P&G indicates that it has no intention of ending sourcing from IFLs, much less primary forests more broadly. For the lesser ambition of phasing out sourcing from IFLs, P&G states that “there is uncertainty in our ability to achieve [that goal] given it will require action by parties outside of our control.” Meanwhile, as the company notes, while it has maps for IFLs and boreal caribou habitat, it does not have a comprehensive map of primary forests in Canada. Despite the two years P&G has had to act on the shareholder resolution, it hasn’t cultivated the data needed to know the full extent of its degradation footprint.
In addition, P&G continues to remain overly reliant on third-party certifications that do not, in fact, have standards that would ensure the company is avoiding forest degradation. P&G indicates that all three of its wood pulp certifiers, the Sustainable Forestry Initiative (SFI), PEFC, and the Forest Stewardship Council (FSC), guarantee the elimination of forest degradation. SFI and PEFC, however, are notoriously industry-dominated greenwashing mechanisms that fail to require little more than adherence to existing Canadian laws. Even FSC, the only credible forest certification system in Canada, does not eliminate sourcing from primary forests.
While NRDC has raised these inconsistencies with P&G representatives, the company failed to adjust its materials and, in fact, reiterated its claim that it does not permit forest degradation in its July update for investors.
P&G’s current positioning on forest degradation has far-reaching implications. It obscures the extent to which P&G is out of alignment with a growing global policy push to end forest degradation. The Glasgow Leaders’ Declaration on Forests and Land Use commits its 145 signatories to halting and reversing deforestation and forest degradation by 2030. Proposed legislation like the New York Deforestation-Free Procurement Act would require marketplace actors to ensure their supply chains are not driving forest degradation or violations of Indigenous rights. P&G’s actual sourcing practices fail to meet these standards.

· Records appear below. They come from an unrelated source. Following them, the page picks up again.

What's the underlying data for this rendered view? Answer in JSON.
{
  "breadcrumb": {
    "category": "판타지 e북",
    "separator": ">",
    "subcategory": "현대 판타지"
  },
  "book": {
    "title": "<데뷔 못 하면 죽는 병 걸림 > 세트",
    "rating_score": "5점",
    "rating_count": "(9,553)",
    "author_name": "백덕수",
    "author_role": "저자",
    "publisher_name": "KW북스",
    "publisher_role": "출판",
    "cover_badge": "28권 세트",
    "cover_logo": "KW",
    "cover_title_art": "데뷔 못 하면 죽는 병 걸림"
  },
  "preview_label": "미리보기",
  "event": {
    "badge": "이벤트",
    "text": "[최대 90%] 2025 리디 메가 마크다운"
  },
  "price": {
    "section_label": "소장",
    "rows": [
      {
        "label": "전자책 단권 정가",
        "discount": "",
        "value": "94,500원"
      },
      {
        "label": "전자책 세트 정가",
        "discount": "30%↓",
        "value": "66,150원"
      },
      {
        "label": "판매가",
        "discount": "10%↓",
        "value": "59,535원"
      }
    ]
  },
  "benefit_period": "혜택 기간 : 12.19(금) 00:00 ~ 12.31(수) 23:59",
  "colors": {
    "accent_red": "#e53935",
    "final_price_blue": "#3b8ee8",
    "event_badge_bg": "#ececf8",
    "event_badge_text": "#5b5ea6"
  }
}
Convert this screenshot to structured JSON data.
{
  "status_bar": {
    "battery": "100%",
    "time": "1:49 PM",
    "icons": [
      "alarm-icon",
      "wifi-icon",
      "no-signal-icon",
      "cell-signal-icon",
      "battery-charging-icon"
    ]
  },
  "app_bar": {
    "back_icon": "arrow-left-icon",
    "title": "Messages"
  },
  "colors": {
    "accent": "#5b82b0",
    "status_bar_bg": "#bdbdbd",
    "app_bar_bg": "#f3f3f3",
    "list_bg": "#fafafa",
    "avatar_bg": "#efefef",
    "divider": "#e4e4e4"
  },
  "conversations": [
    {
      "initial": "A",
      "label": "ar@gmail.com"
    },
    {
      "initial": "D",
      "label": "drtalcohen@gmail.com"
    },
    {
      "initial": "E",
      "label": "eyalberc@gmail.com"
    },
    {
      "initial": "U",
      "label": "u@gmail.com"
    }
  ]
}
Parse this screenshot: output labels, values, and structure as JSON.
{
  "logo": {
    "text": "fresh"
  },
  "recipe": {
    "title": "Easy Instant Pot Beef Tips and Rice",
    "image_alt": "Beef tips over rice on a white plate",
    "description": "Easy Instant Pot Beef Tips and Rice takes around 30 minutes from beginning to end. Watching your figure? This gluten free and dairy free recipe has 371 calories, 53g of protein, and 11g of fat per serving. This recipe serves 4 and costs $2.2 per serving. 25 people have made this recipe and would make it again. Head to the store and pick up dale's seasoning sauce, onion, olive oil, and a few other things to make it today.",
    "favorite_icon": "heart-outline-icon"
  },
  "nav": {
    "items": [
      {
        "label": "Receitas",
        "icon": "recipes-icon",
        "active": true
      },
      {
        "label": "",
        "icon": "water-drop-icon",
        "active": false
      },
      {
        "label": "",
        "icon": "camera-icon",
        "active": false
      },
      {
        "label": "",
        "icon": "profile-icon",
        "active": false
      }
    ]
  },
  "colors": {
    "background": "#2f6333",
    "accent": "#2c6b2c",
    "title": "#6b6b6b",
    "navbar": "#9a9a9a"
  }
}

The SEC has an important role to play in preserving the integrity of companies’ sustainability standards. Through addressing any materially misleading statements from P&G on its wood pulp supply chains, the SEC will not only hold P&G accountable and protect its investors, but ensure the marketplace remains aligned with scientific integrity and is a force for promoting, rather than attenuating, practices globally recognized as essential to a safe and sustainable future.